“The body is a house of many windows: there we all sit, showing ourselves and crying on the passers-by to come and love us” proclaimed Robert Louis Stevenson. All too often we don’t love ourselves. After the bombing at the Boston marathon, a new cry emerged from one of the United States’ oldest communities. Reacting to the phenomena of the bombing, the loss of life, and the hatred behind both, “We are Boston Strong” became the reaction heard around the world. It was a similar response to that of the bombings of the World Trade Towers in 2001. In how they reacted, these people showed their true selves. Rather than making the city and country weak, the phenomena created strength.
“Sometimes we give up a dream to play a larger role in someone else’s dream. … There comes a morning in life when you wake up a new person; that is to say, you wake up the same person but you realize it’s your own fault.” Robert Brault, writing for his blog rbrault.blogspot.com, explains how we lose sight of our self. It is a common occurrence in our world that, while everyone notices when we lose a mate or belonging, no one notices when we lose ourselves. Dodinsky wisely advised: “Be there for others, but never leave yourself behind.”
Who are you? Whatever your answer, it is the sum of all the phenomena you have encountered and reacted to in your lifetime. “ At this very moment, you may be saying to yourself that you have any number of admirable qualities. You are a loyal friend, a caring person, someone who is smart, dependable, fun to be around. That’s wonderful, and I’m happy for you, but let me ask you this: are you being any of those things to yourself?” Phillip C. McGraw in his book “The Ultimate Weight Solution: The 7 Keys to Weight Loss Freedom” has illustrated how we need to see ourselves as real beings, as a valid self deserving of attention and care.
Stephen G. Scalese in “The Whisper in Your Heart” succinctly captures how such a loss of self can occur and why. “There is great security in the prisons we create for ourselves.” The religious definition of self aside (and to be discussed at a later date), our true self is what motivates us and also causes us despair. When we stop recognizing it as being and that the very existence of being has worth, then we become prisoners of our living.

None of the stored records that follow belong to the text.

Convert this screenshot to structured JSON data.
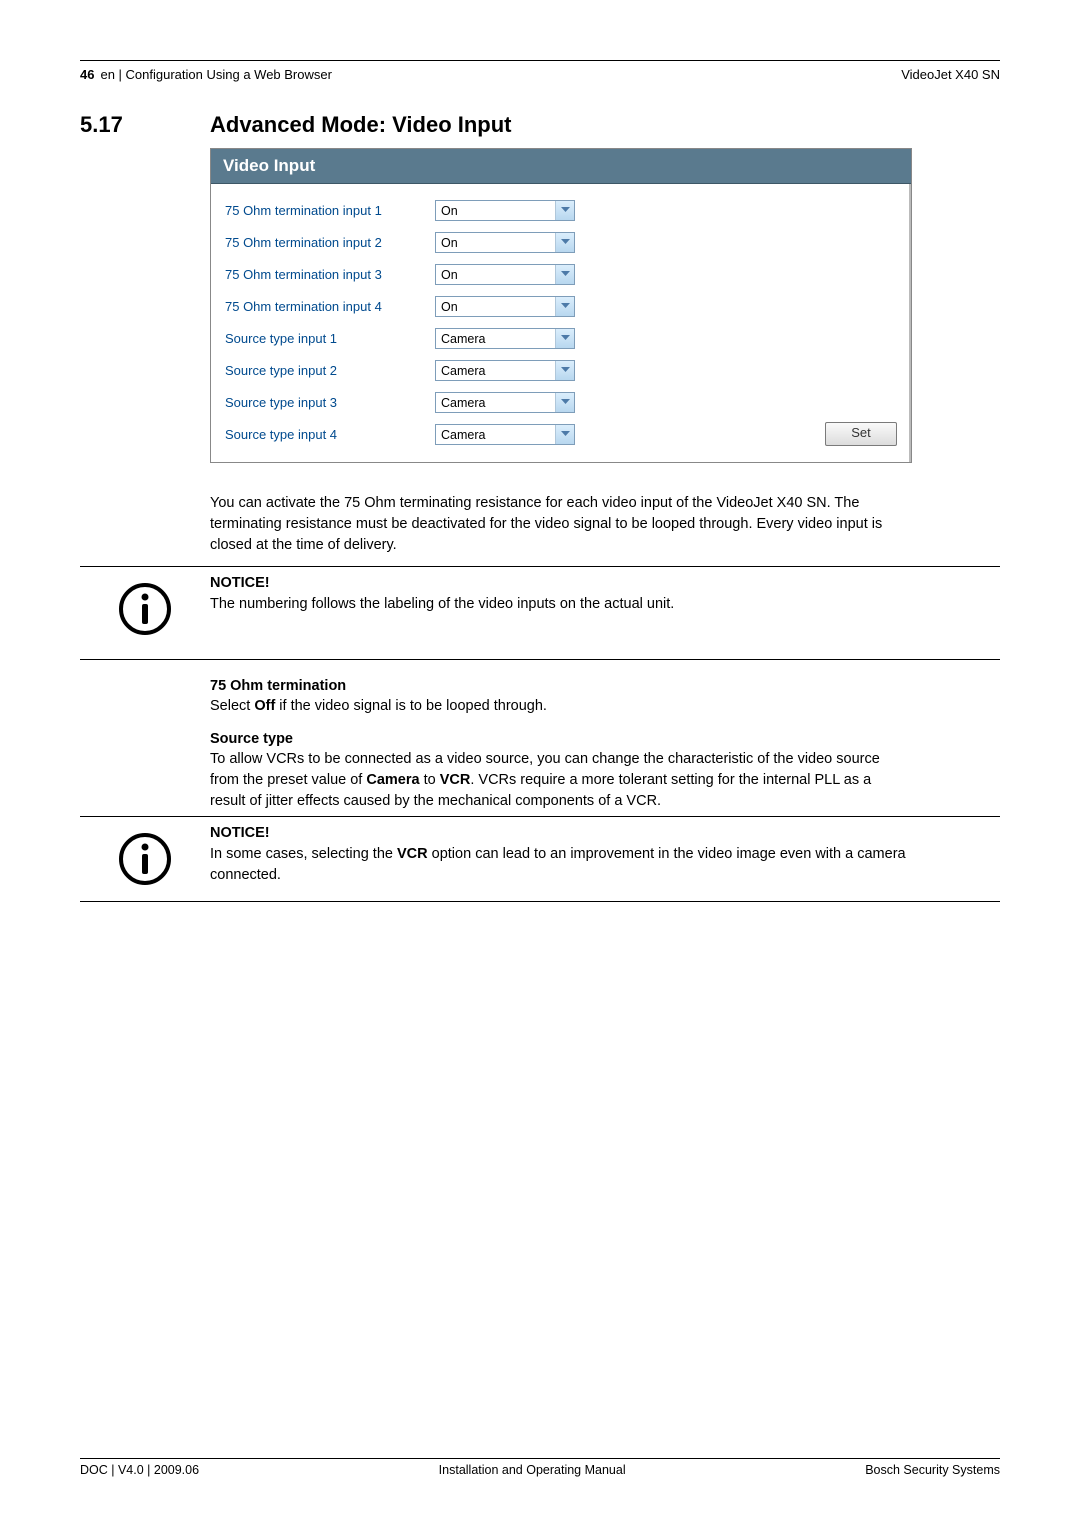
{
  "header": {
    "page_number": "46",
    "breadcrumb": "en | Configuration Using a Web Browser",
    "product": "VideoJet X40 SN"
  },
  "section": {
    "number": "5.17",
    "title": "Advanced Mode: Video Input"
  },
  "panel": {
    "title": "Video Input",
    "rows": [
      {
        "label": "75 Ohm termination input 1",
        "value": "On"
      },
      {
        "label": "75 Ohm termination input 2",
        "value": "On"
      },
      {
        "label": "75 Ohm termination input 3",
        "value": "On"
      },
      {
        "label": "75 Ohm termination input 4",
        "value": "On"
      },
      {
        "label": "Source type input 1",
        "value": "Camera"
      },
      {
        "label": "Source type input 2",
        "value": "Camera"
      },
      {
        "label": "Source type input 3",
        "value": "Camera"
      },
      {
        "label": "Source type input 4",
        "value": "Camera"
      }
    ],
    "set_label": "Set"
  },
  "para1": "You can activate the 75 Ohm terminating resistance for each video input of the VideoJet X40 SN. The terminating resistance must be deactivated for the video signal to be looped through. Every video input is closed at the time of delivery.",
  "notice1": {
    "title": "NOTICE!",
    "text": "The numbering follows the labeling of the video inputs on the actual unit."
  },
  "sub1": {
    "heading": "75 Ohm termination",
    "prefix": "Select ",
    "bold": "Off",
    "suffix": " if the video signal is to be looped through."
  },
  "sub2": {
    "heading": "Source type",
    "prefix": "To allow VCRs to be connected as a video source, you can change the characteristic of the video source from the preset value of ",
    "bold1": "Camera",
    "mid": " to ",
    "bold2": "VCR",
    "suffix": ".  VCRs require a more tolerant setting for the internal PLL as a result of jitter effects caused by the mechanical components of a VCR."
  },
  "notice2": {
    "title": "NOTICE!",
    "prefix": "In some cases, selecting the ",
    "bold": "VCR",
    "suffix": " option can lead to an improvement in the video image even with a camera connected."
  },
  "footer": {
    "left": "DOC | V4.0 | 2009.06",
    "center": "Installation and Operating Manual",
    "right": "Bosch Security Systems"
  }
}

Known for his comedic delivery and funny man pratfalls and facial expressions, Actor Eddie Murphy encourages creating the self. “All men are sculptors, constantly chipping away the unwanted parts of their lives, trying to create their idea of a masterpiece.” The question before you is quite simple: Are you worth it? Your creator evidently thought so. You are here.
“Every man is his own ancestor and every man his own heir. He devises his own future, and he inherits his own past.” Those words of H.F. Hedge say it all. The self we are is up to us. Regardless of our color, creed, age, status, position, wealth or lack thereof, phenomenon is all around us. We cannot do everything all at once but we can choose how to act rather than simply react. As Pat Obuchowski says, “You have the Answer. Just get quiet enough to hear it.”

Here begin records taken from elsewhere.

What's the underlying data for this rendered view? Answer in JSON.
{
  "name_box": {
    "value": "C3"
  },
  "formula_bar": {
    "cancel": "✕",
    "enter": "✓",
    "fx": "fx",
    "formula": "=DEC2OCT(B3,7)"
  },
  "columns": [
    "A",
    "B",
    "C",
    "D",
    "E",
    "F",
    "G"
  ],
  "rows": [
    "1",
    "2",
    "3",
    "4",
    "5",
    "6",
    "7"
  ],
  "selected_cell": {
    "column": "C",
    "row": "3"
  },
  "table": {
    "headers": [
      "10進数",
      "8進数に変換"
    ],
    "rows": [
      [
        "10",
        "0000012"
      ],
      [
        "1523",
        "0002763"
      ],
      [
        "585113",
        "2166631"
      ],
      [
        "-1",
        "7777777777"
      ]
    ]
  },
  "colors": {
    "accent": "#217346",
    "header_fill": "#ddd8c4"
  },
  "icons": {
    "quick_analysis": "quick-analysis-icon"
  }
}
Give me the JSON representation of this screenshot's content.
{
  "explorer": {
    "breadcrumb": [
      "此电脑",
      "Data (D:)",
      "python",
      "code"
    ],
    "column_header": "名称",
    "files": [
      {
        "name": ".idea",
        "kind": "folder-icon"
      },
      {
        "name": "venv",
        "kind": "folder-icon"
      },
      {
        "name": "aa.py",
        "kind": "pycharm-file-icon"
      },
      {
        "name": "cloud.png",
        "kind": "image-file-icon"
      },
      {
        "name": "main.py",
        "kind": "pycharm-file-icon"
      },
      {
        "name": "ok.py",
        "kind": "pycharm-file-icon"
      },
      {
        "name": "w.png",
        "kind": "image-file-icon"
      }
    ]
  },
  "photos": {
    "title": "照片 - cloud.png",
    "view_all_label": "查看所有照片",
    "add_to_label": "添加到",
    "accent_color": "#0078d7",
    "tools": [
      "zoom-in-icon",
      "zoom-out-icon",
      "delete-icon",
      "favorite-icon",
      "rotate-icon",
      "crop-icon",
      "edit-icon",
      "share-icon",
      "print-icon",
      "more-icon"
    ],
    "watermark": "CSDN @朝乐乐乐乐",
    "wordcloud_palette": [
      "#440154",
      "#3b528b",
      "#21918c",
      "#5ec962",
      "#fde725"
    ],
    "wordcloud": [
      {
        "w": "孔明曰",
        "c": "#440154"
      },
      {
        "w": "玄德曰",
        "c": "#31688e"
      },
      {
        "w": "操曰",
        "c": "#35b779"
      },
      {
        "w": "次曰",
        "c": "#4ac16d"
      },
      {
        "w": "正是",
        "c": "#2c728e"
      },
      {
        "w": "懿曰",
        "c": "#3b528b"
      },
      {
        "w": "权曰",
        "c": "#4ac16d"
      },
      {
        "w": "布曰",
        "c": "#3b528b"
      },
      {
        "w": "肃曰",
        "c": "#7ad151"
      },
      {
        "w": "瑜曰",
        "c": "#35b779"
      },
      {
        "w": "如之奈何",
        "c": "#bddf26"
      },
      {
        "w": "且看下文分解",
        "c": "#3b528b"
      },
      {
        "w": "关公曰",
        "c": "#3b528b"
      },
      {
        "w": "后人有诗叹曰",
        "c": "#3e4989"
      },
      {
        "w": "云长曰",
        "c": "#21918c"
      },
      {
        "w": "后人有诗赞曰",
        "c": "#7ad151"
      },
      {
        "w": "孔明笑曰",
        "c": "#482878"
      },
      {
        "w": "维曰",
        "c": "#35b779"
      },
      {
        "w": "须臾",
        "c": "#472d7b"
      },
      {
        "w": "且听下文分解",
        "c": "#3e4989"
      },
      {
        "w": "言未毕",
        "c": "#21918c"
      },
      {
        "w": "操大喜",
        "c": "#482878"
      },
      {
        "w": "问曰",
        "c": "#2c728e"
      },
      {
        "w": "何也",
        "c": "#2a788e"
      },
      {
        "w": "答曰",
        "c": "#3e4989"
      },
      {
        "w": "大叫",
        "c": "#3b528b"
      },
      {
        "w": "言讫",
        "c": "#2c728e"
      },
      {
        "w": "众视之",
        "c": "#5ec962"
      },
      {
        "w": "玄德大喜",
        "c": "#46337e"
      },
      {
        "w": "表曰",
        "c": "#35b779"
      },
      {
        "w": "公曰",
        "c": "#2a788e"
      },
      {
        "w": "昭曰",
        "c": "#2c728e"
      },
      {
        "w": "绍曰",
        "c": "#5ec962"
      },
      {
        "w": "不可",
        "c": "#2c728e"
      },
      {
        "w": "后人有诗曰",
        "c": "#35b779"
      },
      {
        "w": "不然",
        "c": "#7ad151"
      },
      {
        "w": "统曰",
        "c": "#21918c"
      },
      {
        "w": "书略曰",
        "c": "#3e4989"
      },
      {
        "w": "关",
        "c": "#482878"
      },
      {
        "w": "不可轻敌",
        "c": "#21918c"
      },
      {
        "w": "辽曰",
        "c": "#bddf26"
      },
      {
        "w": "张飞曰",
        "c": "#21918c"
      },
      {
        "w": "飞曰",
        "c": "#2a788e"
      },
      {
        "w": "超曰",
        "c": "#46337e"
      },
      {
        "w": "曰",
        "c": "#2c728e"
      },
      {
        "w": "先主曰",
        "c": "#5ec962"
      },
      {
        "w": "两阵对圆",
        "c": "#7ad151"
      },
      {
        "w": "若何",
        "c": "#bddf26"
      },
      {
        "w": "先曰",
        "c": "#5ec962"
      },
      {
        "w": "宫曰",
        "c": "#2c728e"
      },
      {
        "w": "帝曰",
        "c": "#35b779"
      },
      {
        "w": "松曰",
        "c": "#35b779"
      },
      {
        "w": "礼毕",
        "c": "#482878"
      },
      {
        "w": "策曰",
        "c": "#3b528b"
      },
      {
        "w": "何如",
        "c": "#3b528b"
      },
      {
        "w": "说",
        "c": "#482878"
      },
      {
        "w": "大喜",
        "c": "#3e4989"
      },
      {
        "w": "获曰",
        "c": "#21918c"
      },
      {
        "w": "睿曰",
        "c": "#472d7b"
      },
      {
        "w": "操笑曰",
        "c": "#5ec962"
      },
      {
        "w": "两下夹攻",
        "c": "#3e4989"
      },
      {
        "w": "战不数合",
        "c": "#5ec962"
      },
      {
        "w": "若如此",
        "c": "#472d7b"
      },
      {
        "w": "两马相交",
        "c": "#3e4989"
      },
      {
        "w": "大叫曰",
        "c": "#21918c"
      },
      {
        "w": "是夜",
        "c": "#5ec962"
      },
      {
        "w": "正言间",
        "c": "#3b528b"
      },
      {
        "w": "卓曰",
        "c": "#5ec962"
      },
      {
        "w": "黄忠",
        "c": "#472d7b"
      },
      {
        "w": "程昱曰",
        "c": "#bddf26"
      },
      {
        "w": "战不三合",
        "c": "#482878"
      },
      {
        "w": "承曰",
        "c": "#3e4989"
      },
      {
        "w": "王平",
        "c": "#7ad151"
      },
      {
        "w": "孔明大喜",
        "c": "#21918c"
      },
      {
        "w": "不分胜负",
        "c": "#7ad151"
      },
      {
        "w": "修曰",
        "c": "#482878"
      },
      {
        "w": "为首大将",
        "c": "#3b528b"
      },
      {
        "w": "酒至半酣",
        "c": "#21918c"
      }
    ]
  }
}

My Psalm 128
I often think you are my home, O Great One.
I am wrong in thinking that.
You are the foundation of my home.
My being is my home.
That we I create is who I am.

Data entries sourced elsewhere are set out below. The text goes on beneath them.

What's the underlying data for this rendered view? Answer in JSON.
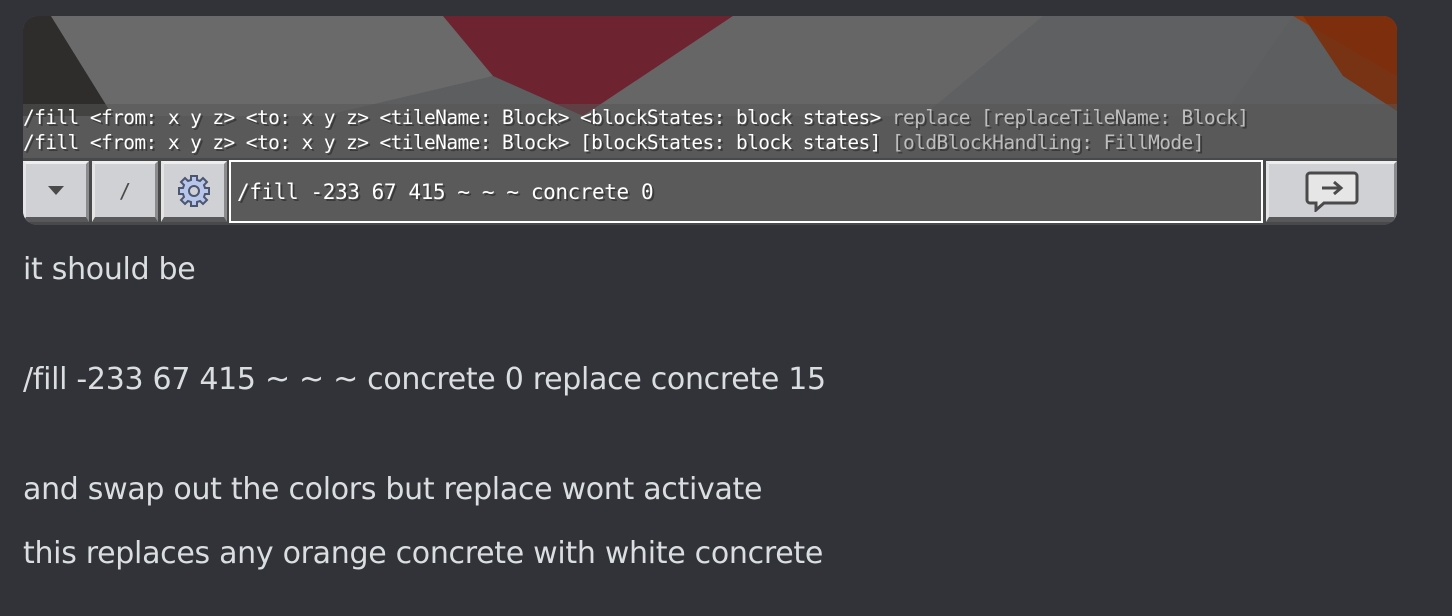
{
  "screenshot": {
    "hint_line_1": {
      "main": "/fill <from: x y z> <to: x y z> <tileName: Block> <blockStates: block states>",
      "dim": " replace [replaceTileName: Block]"
    },
    "hint_line_2": {
      "main": "/fill <from: x y z> <to: x y z> <tileName: Block> [blockStates: block states]",
      "dim": " [oldBlockHandling: FillMode]"
    },
    "toolbar": {
      "dropdown_icon": "triangle-down-icon",
      "slash_label": "/",
      "settings_icon": "gear-icon",
      "command_value": "/fill -233 67 415 ~ ~ ~ concrete 0",
      "send_icon": "send-arrow-icon"
    }
  },
  "messages": [
    "it should be",
    "/fill -233 67 415 ~ ~ ~ concrete 0 replace concrete 15",
    "and swap out the colors but replace wont activate",
    "this replaces any orange concrete with white concrete"
  ],
  "colors": {
    "background": "#313338",
    "message_text": "#dbdee1",
    "scene_red": "#7e2d35",
    "scene_orange": "#8a3a12"
  }
}
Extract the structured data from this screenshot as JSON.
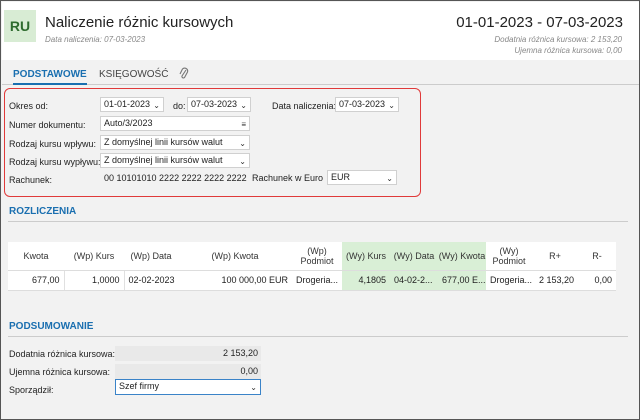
{
  "header": {
    "badge": "RU",
    "title": "Naliczenie różnic kursowych",
    "subtitle": "Data naliczenia: 07-03-2023",
    "range": "01-01-2023 - 07-03-2023",
    "positive_sum": "Dodatnia różnica kursowa: 2 153,20",
    "negative_sum": "Ujemna różnica kursowa: 0,00"
  },
  "tabs": [
    {
      "label": "PODSTAWOWE"
    },
    {
      "label": "KSIĘGOWOŚĆ"
    }
  ],
  "form": {
    "okres_label": "Okres od:",
    "okres_od": "01-01-2023",
    "do_label": "do:",
    "okres_do": "07-03-2023",
    "data_nal_label": "Data naliczenia:",
    "data_nal": "07-03-2023",
    "numer_label": "Numer dokumentu:",
    "numer": "Auto/3/2023",
    "kurs_wplywu_label": "Rodzaj kursu wpływu:",
    "kurs_wplywu": "Z domyślnej linii kursów walut",
    "kurs_wyplywu_label": "Rodzaj kursu wypływu:",
    "kurs_wyplywu": "Z domyślnej linii kursów walut",
    "rachunek_label": "Rachunek:",
    "rachunek": "00 10101010 2222 2222 2222 2222",
    "rachunek_name": "Rachunek w Euro",
    "waluta": "EUR"
  },
  "rozliczenia": {
    "title": "ROZLICZENIA",
    "columns": [
      "Kwota",
      "(Wp) Kurs",
      "(Wp) Data",
      "(Wp) Kwota",
      "(Wp) Podmiot",
      "(Wy) Kurs",
      "(Wy) Data",
      "(Wy) Kwota",
      "(Wy) Podmiot",
      "R+",
      "R-"
    ],
    "rows": [
      [
        "677,00",
        "1,0000",
        "02-02-2023",
        "100 000,00 EUR",
        "Drogeria...",
        "4,1805",
        "04-02-2...",
        "677,00 E...",
        "Drogeria...",
        "2 153,20",
        "0,00"
      ]
    ]
  },
  "podsumowanie": {
    "title": "PODSUMOWANIE",
    "dodatnia_label": "Dodatnia różnica kursowa:",
    "dodatnia": "2 153,20",
    "ujemna_label": "Ujemna różnica kursowa:",
    "ujemna": "0,00",
    "sporzadzil_label": "Sporządził:",
    "sporzadzil": "Szef firmy"
  },
  "colors": {
    "accent": "#1a6fb0",
    "highlight": "#e03a3a",
    "green": "#d9efd6"
  },
  "icons": [
    "paperclip-icon",
    "chevron-down-icon",
    "menu-icon"
  ]
}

I live within my soul
And my soul is that self I develop.
Help me to make happy, O Lord.
Help me to see the beauty that is around me.
Instead of dust, let me see evidence of being.
Instead of scars, let me see evidence of victories.
Instead of believing I am lacking, let me rejoice in being.
Let me see the beauty in all, Great Creator.
Then my “self” will be joyous and my living draped in happiness.